The full listing should be duplicated word for word.

====

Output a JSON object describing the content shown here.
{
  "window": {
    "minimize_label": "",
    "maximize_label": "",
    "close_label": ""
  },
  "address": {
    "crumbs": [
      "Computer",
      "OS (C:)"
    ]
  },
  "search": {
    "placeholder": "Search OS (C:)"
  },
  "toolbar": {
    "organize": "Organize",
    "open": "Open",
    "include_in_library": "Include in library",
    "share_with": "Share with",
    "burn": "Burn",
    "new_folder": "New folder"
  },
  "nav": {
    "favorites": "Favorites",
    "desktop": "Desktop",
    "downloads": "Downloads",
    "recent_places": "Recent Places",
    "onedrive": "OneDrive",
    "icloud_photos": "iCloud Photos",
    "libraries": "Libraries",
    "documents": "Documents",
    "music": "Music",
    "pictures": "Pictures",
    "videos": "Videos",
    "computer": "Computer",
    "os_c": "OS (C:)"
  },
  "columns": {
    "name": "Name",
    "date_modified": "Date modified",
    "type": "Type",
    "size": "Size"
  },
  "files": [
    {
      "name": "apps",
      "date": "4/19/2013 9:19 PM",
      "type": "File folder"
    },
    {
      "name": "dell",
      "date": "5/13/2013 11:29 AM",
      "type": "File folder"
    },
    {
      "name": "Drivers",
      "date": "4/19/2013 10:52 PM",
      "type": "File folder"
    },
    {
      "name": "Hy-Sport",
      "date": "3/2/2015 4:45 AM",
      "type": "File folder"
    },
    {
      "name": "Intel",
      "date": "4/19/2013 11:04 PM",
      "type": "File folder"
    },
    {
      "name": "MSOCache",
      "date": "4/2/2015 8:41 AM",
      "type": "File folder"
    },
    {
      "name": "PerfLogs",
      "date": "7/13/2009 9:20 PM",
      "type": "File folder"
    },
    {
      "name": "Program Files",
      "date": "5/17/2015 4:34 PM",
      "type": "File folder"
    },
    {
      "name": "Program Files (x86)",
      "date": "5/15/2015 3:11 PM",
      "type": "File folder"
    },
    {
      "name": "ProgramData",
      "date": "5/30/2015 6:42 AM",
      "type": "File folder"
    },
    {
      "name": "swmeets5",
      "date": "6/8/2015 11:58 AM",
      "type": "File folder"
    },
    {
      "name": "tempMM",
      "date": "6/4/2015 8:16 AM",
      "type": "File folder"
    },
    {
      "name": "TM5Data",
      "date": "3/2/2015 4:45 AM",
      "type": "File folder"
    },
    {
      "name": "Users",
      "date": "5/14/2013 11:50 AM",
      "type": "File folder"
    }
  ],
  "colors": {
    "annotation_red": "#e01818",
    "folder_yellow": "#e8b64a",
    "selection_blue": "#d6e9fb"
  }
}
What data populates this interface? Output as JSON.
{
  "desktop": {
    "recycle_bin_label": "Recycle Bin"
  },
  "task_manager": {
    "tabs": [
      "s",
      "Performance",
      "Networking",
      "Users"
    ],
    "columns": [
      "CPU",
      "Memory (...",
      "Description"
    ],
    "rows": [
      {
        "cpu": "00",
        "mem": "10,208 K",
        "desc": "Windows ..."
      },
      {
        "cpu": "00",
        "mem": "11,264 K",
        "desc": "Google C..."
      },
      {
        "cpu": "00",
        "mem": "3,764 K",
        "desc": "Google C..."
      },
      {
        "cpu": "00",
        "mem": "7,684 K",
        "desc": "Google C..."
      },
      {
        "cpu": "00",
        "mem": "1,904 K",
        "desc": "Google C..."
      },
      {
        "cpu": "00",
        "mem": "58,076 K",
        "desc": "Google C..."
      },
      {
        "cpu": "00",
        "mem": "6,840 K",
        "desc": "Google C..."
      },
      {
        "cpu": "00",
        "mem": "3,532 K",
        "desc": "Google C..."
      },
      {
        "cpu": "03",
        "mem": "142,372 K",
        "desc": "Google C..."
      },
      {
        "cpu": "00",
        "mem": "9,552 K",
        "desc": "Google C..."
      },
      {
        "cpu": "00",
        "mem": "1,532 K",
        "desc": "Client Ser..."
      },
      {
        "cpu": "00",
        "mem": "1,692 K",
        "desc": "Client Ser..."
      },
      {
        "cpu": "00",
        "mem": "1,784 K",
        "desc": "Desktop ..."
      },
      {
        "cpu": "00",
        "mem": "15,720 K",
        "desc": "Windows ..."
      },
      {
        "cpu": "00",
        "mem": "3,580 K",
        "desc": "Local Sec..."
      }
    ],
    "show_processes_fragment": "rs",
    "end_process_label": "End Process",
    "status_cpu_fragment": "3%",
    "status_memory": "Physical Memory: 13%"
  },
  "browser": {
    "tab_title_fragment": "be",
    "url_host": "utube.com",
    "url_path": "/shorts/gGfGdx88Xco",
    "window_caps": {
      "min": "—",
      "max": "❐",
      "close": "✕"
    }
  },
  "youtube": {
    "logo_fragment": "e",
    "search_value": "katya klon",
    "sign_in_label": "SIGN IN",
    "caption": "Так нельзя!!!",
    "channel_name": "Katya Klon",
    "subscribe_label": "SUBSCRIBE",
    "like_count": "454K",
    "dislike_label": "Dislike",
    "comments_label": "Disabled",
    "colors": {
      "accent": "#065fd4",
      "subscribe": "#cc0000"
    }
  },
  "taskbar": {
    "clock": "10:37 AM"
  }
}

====

### [Solution below]
Output a JSON object describing the content shown here.
{
  "window": {
    "minimize_label": "",
    "maximize_label": "",
    "close_label": ""
  },
  "address": {
    "crumbs": [
      "Computer",
      "OS (C:)"
    ]
  },
  "search": {
    "placeholder": "Search OS (C:)"
  },
  "toolbar": {
    "organize": "Organize",
    "open": "Open",
    "include_in_library": "Include in library",
    "share_with": "Share with",
    "burn": "Burn",
    "new_folder": "New folder"
  },
  "nav": {
    "favorites": "Favorites",
    "desktop": "Desktop",
    "downloads": "Downloads",
    "recent_places": "Recent Places",
    "onedrive": "OneDrive",
    "icloud_photos": "iCloud Photos",
    "libraries": "Libraries",
    "documents": "Documents",
    "music": "Music",
    "pictures": "Pictures",
    "videos": "Videos",
    "computer": "Computer",
    "os_c": "OS (C:)"
  },
  "columns": {
    "name": "Name",
    "date_modified": "Date modified",
    "type": "Type",
    "size": "Size"
  },
  "files": [
    {
      "name": "apps",
      "date": "4/19/2013 9:19 PM",
      "type": "File folder"
    },
    {
      "name": "dell",
      "date": "5/13/2013 11:29 AM",
      "type": "File folder"
    },
    {
      "name": "Drivers",
      "date": "4/19/2013 10:52 PM",
      "type": "File folder"
    },
    {
      "name": "Hy-Sport",
      "date": "3/2/2015 4:45 AM",
      "type": "File folder"
    },
    {
      "name": "Intel",
      "date": "4/19/2013 11:04 PM",
      "type": "File folder"
    },
    {
      "name": "MSOCache",
      "date": "4/2/2015 8:41 AM",
      "type": "File folder"
    },
    {
      "name": "PerfLogs",
      "date": "7/13/2009 9:20 PM",
      "type": "File folder"
    },
    {
      "name": "Program Files",
      "date": "5/17/2015 4:34 PM",
      "type": "File folder"
    },
    {
      "name": "Program Files (x86)",
      "date": "5/15/2015 3:11 PM",
      "type": "File folder"
    },
    {
      "name": "ProgramData",
      "date": "5/30/2015 6:42 AM",
      "type": "File folder"
    },
    {
      "name": "swmeets5",
      "date": "6/8/2015 11:58 AM",
      "type": "File folder"
    },
    {
      "name": "tempMM",
      "date": "6/4/2015 8:16 AM",
      "type": "File folder"
    },
    {
      "name": "TM5Data",
      "date": "3/2/2015 4:45 AM",
      "type": "File folder"
    },
    {
      "name": "Users",
      "date": "5/14/2013 11:50 AM",
      "type": "File folder"
    }
  ],
  "colors": {
    "annotation_red": "#e01818",
    "folder_yellow": "#e8b64a",
    "selection_blue": "#d6e9fb"
  }
}
What data populates this interface? Output as JSON.
{
  "desktop": {
    "recycle_bin_label": "Recycle Bin"
  },
  "task_manager": {
    "tabs": [
      "s",
      "Performance",
      "Networking",
      "Users"
    ],
    "columns": [
      "CPU",
      "Memory (...",
      "Description"
    ],
    "rows": [
      {
        "cpu": "00",
        "mem": "10,208 K",
        "desc": "Windows ..."
      },
      {
        "cpu": "00",
        "mem": "11,264 K",
        "desc": "Google C..."
      },
      {
        "cpu": "00",
        "mem": "3,764 K",
        "desc": "Google C..."
      },
      {
        "cpu": "00",
        "mem": "7,684 K",
        "desc": "Google C..."
      },
      {
        "cpu": "00",
        "mem": "1,904 K",
        "desc": "Google C..."
      },
      {
        "cpu": "00",
        "mem": "58,076 K",
        "desc": "Google C..."
      },
      {
        "cpu": "00",
        "mem": "6,840 K",
        "desc": "Google C..."
      },
      {
        "cpu": "00",
        "mem": "3,532 K",
        "desc": "Google C..."
      },
      {
        "cpu": "03",
        "mem": "142,372 K",
        "desc": "Google C..."
      },
      {
        "cpu": "00",
        "mem": "9,552 K",
        "desc": "Google C..."
      },
      {
        "cpu": "00",
        "mem": "1,532 K",
        "desc": "Client Ser..."
      },
      {
        "cpu": "00",
        "mem": "1,692 K",
        "desc": "Client Ser..."
      },
      {
        "cpu": "00",
        "mem": "1,784 K",
        "desc": "Desktop ..."
      },
      {
        "cpu": "00",
        "mem": "15,720 K",
        "desc": "Windows ..."
      },
      {
        "cpu": "00",
        "mem": "3,580 K",
        "desc": "Local Sec..."
      }
    ],
    "show_processes_fragment": "rs",
    "end_process_label": "End Process",
    "status_cpu_fragment": "3%",
    "status_memory": "Physical Memory: 13%"
  },
  "browser": {
    "tab_title_fragment": "be",
    "url_host": "utube.com",
    "url_path": "/shorts/gGfGdx88Xco",
    "window_caps": {
      "min": "—",
      "max": "❐",
      "close": "✕"
    }
  },
  "youtube": {
    "logo_fragment": "e",
    "search_value": "katya klon",
    "sign_in_label": "SIGN IN",
    "caption": "Так нельзя!!!",
    "channel_name": "Katya Klon",
    "subscribe_label": "SUBSCRIBE",
    "like_count": "454K",
    "dislike_label": "Dislike",
    "comments_label": "Disabled",
    "colors": {
      "accent": "#065fd4",
      "subscribe": "#cc0000"
    }
  },
  "taskbar": {
    "clock": "10:37 AM"
  }
}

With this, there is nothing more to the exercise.